Thanks for your reponse. It is always good to hear from someone who is willing to discuss issues without resorting to personal, anti-intellectual comments. So I will ignore your final paragrah…LOL!
I would like to make a couple of points. First, I would challenge the implied distinction between prophets and priests. To suggest that the impulse towards reform was merely a prophetic one belies the fact that most of the prophets were either priests or functionaries of the Temple. Isaiah and Ezekel were both priests. Hosea was also connected to the Temple in some fashion. Jeremiah was one of the architects of the Josian reform. Moreover they were all men. In short, the prophets who were the most vocal in their defense of monotheism and the Temple cult were part of the emerging male-dominated priestly or aristocratic elite.
Secondly, recognising that much of the emerging cultus in the years leading up to the Exile served the agenda of such men does not equate with wanting to restore the age-old pagan belief in a female deity; and it is certainly not out of any “misguided feministic concern” that I raise the issue. It is merely one of historical interest, and it served to introduce for discussion the question of orthodoxy with which I ended the commentary.
I’m sure you would agee with Rahner’s observations about the salvific effect of faith regradless of the level of orthodoxy therein – something which nuns at my old convent school regularly pointed out by telling us that the Protestants would get to heaven before us because the were blessedly ignorant of the true faith and, therefore, could not be held accountable for their misguided actions.
I suspect that you have missed the point – although you did recognize the fact that monotheism developed in ancient Israel. I would, however, point out that the persistence of asherah worship was not confined Canaanite folk religion, as you say, but was also pervasive throughout Israelite folk religion – which brings me back to my first point. The “Book” religion propagated by prophets, priests and kings represented the educated, literate, male elite and not the folk religion of the masses; which is as true today in Catholicism as it was then in the YHWH cult of ancient Israel.

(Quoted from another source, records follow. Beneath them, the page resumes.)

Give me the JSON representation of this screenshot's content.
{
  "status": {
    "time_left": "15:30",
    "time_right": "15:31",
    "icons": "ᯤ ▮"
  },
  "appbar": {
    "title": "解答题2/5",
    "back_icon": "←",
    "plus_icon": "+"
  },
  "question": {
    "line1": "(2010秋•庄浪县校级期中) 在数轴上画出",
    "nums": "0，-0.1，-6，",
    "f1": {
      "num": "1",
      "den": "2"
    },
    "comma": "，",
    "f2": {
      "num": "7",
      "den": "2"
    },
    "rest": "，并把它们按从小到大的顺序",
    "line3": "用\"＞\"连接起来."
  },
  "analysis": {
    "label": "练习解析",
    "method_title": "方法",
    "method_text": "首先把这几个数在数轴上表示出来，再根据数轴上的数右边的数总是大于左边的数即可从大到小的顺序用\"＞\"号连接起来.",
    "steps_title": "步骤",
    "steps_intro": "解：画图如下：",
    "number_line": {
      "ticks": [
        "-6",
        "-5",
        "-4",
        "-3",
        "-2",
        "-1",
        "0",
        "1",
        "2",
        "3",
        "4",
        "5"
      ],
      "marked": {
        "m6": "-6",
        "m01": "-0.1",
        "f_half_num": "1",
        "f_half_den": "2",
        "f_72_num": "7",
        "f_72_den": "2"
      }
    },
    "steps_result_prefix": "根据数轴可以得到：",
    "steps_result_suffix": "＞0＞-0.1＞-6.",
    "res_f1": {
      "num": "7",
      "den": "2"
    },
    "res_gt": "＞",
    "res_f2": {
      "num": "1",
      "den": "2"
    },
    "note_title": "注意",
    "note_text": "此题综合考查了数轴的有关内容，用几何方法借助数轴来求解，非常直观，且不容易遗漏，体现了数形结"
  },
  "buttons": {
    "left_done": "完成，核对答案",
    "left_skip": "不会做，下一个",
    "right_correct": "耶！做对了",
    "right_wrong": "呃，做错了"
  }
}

Ian, like Kyle in the comments on the previous post, has correctly pointed out that I “missed the point” of his essay, which is, essentially, that ““Book” religion propagated by prophets, priests and kings represented the educated, literate, male elite and not the folk religion of the masses; which is as true today in Catholicism as it was then in the YHWH cult of ancient Israel.”
But I still object to the way in which the suggestion is that because later Israelite orthodoxy was driven by an “educated, literate, male elite” (which is, as Kyle points out, a pejorative way of putting it to say the least) its value as authentic and authoritative revelation is, for some reason, to be questioned.
I am reminded of Richard Dawkins’ comment that “the book of Genesis, after all, was not written by any philosopher or scientist of any great wisdom. The book of Genesis was written by tribesmen who had no privileged information at all.”
For Dawkins – who, like Dr Elmer, is a member of an “educated, literate, male, elite” – the fact that Genesis was written by “tribesmen who had no privileged information” (a point which itself is seriously to be questioned) is a reason for not taking the Genesis stories seriously. Dawkins and Elmer may be using different standards, but they are using the same method to question the authenticity of the Scriptures as authoritative revelation.
Which brings me to ask another question: Why, by either Dawkins’ or Elmer’s standards, should we accept the teachings of Jesus of Nazareth as authentic and authoritative revelation?
After all, a good case can be made either for the fact that Jesus was a peasant “who had no privileged information” OR for the fact that Jesus was a member of a “educated, literate, male” who was (if we take his mother’s side of the family) was also a member of the priestly clan centred on Jerusalem. On this last point it is interesting to note, as an aside, that though Jesus critiqued both the Pharisees and the priests, he was, in a way, a member of both.
In any case, why should Jesus be taken any more seriously than the author of Genesis or the authors of the later Jewish scriptures?
The answer, as we all know, is because Jesus was “sent by the Father” and his words are “Spirit and Truth”. In other words, as the Gospel of John testifies with its lists of witnesses to Jesus, Jesus had authority to teach in the name of his Father.
For the same reason, the apostles – who were either, depending on who you are talking about, illiterate fisherman (eg. Peter) or Jerusalem educated literary elites (eg. Paul) – also taught authoritatively because they were sent by Christ who was sent by the Father and were inspired by the Holy Spirit.
By extension, today’s ecclesiastical magisterium (who, I think, are the real targets of Elmer’s critique) are also an “educated, elite, literate, male, priestly” class (although some of them had their origins in tribal and peasant communities too!). But does this in any way invalidate the authenticity of their teaching? Certainly not. The only question that matters is: are they authorised to teach their “orthodoxy” in the name of God?